Author Sexsmith, Corinne Davies
Title Changes in contraceptive method uptake with the removal of cost barriers
Date 2017

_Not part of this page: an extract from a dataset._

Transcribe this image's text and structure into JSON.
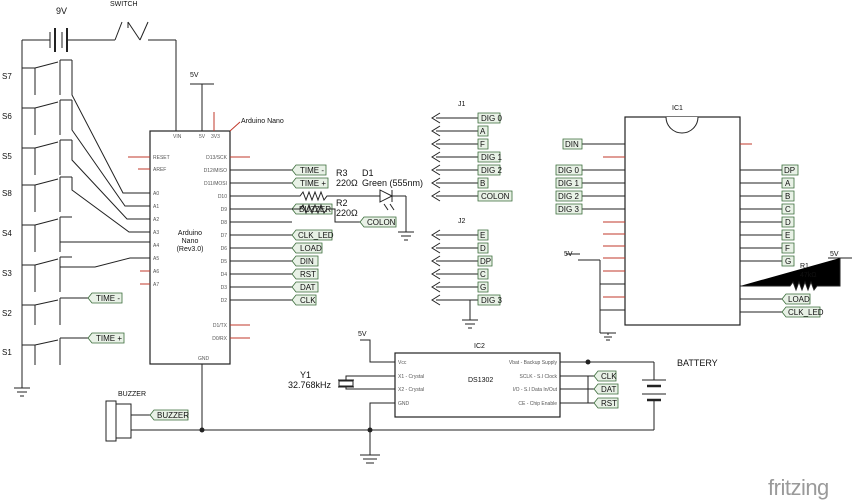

Description Unintended pregnancy is a persistent public health problem that has seen a recent decline in prevalence. The decline in unintended pregnancy rates is largely due to the increased use of highly effective reversible contraception (HER-C) methods such as intrauterine devices (IUDs) and implants. With relatively few women selecting HER-C methods in the United States, research has focused on reducing cost barriers to accessing these methods. The Highly Effective Reversible Contraceptive Initiative (HER Salt Lake) is a prospective cohort study examining the social and economic impact of removing out-of-pocket costs for contraceptive methods provided at federally-funded Title X family planning clinics in Salt Lake County, Utah. This retrospective medical record review assesses changes in contraceptive method uptake between the control period, with standard of care payment schedules, and the intervention period, when all out-of-pocket contraceptive costs were removed for eligible patients. This analysis focuses on self-pay patients ages 16-45 initiating a new contraceptive method. Demographic information along with service descriptions and prescription information was obtained from the Planned Parenthood electronic medical record system. Contraceptive method distribution and demographics were compared, logistic regression models were used to identify associations with selecting a HER-C method during the intervention period, and multinomial regression models were used to find the selection probability of different types of HER-C methods available compared to non-HER-C methods. The unit of analysis is the number of new contraceptive visits (prescriptions refills were excluded). The sample included 6,021 clinic encounters, the control period accounted for 2,922 and the intervention period 3,099. In the control period, 16% chose a HER-C method compared to 26% in the intervention period. During the intervention period, the odds of selecting a HER-C method were 1.8 times more likely compared to non-HER-C methods holding covariates (age, race/ethnicity, pregnancy history, county of residence, and clinic location) constant. The implant saw the largest proportional increase in uptake from 4% to 11%. This study contributes to knowledge surrounding self-pay patients who present to Title X funded clinics. This analysis has effectively demonstrated a desire for HER-C methods. Continued efforts are needed to promote access to and increase awareness of HER-C methods.
Type Text
Publisher University of Utah
Subject Womens studies; Public health
Dissertation Name Master of Science
Language eng
Rights Management © Corinne Davies Sexsmith
Format Medium application/pdf
ARK ark:/87278/s61s0zmd
Setname ir_etd
Date Created 2018-10-03
Date Modified 2021-05-06
ID 1372852
Reference URL